Guttering & drainage - it's important that you keep the guttering clear and free of debris such as leaves and moss, so that rainwater and melting snow and ice can escape freely. If the guttering becomes blocked, water can back up and be forced underneath the roof covering, penetrating the inner roof space. Make sure the joints are in good condition and there are no splits that could cause rainwater to cascade down the walls of the building itself.
You should also be aware that failing to properly maintain the guttering, downpipes and drains may invalidate any insurance claim you make for related damage to the property.
What to do if your roof is damaged or degraded
If there are signs of damage to the roof construction or penetrating damp but you're not sure exactly what the issue is, then you may want to arrange for a local RICS surveyor or RPSA surveyor to carry out a full inspection.
Alternatively, or if you can already see what the problem is, contact a roofing company to double-check the roof and make necessary repairs.
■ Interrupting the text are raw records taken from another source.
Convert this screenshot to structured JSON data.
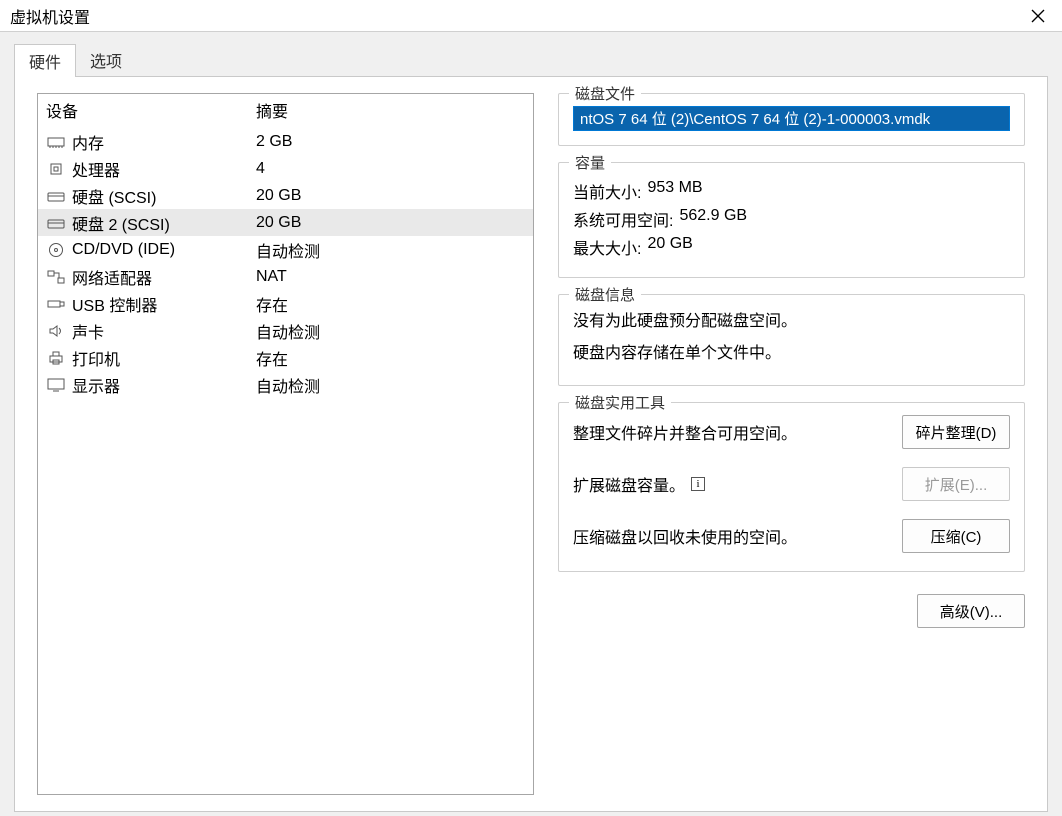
{
  "window": {
    "title": "虚拟机设置"
  },
  "tabs": {
    "hardware": "硬件",
    "options": "选项"
  },
  "device_table": {
    "header_device": "设备",
    "header_summary": "摘要",
    "rows": [
      {
        "icon": "memory-icon",
        "name": "内存",
        "summary": "2 GB"
      },
      {
        "icon": "cpu-icon",
        "name": "处理器",
        "summary": "4"
      },
      {
        "icon": "disk-icon",
        "name": "硬盘 (SCSI)",
        "summary": "20 GB"
      },
      {
        "icon": "disk-icon",
        "name": "硬盘 2 (SCSI)",
        "summary": "20 GB",
        "selected": true
      },
      {
        "icon": "cd-icon",
        "name": "CD/DVD (IDE)",
        "summary": "自动检测"
      },
      {
        "icon": "network-icon",
        "name": "网络适配器",
        "summary": "NAT"
      },
      {
        "icon": "usb-icon",
        "name": "USB 控制器",
        "summary": "存在"
      },
      {
        "icon": "audio-icon",
        "name": "声卡",
        "summary": "自动检测"
      },
      {
        "icon": "printer-icon",
        "name": "打印机",
        "summary": "存在"
      },
      {
        "icon": "display-icon",
        "name": "显示器",
        "summary": "自动检测"
      }
    ]
  },
  "disk_file": {
    "title": "磁盘文件",
    "value": "ntOS 7 64 位 (2)\\CentOS 7 64 位 (2)-1-000003.vmdk"
  },
  "capacity": {
    "title": "容量",
    "current_label": "当前大小:",
    "current_value": "953 MB",
    "free_label": "系统可用空间:",
    "free_value": "562.9 GB",
    "max_label": "最大大小:",
    "max_value": "20 GB"
  },
  "disk_info": {
    "title": "磁盘信息",
    "line1": "没有为此硬盘预分配磁盘空间。",
    "line2": "硬盘内容存储在单个文件中。"
  },
  "utilities": {
    "title": "磁盘实用工具",
    "defrag_text": "整理文件碎片并整合可用空间。",
    "defrag_btn": "碎片整理(D)",
    "expand_text": "扩展磁盘容量。",
    "expand_btn": "扩展(E)...",
    "compact_text": "压缩磁盘以回收未使用的空间。",
    "compact_btn": "压缩(C)"
  },
  "advanced_btn": "高级(V)..."
}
It's wise to get at least two quotes before engaging anyone to carry out work and you should make sure that they're a member of either The National Federation of Roofing Contractors or the Confederation of Roofing Contractors. Ideally, they should also be a member of one or more of the following:
If it's a flat roof that needs repair or replacement, make sure that all quotes you obtain include provision for:
- The deck – e.g. plywood or timber board
- A vapour control layer
- Two top layers of waterproofing.
Be aware that if a contractor suggests weatherproofing a flat roof with a rag or fibre-based product, these have now been withdrawn from British Standards and are no longer recommended.
5 checks to make before engaging a roofing contractor:
- Do they specialise in your particular type of roof construction?
- Have they given you a fixed-cost quote?
- Do they have insurance for carrying out works?
- Will they give you a written estimate of how long works will take?
- Is their work covered under any guarantee/warranty and what would happen to these if the company went bust? Will they survive them?
While a roof is unlikely to need major repairs or replacement more than once during the time you own your buy to let, you should budget properly for the cost of that from the start, to make sure:
- You don't get hit by an unexpected bill.
- You have sufficient funds set aside to carry out works as soon as they're required.
That way, you can be sure you're protecting both your tenants and the value of your investment.
Damage to the structure of the building you let out, including roof damage, can be covered under Direct Line for Business Landlord Insurance. Read more about the insurance we offer here.
Get more property maintenance tips from Kate Faulkner here.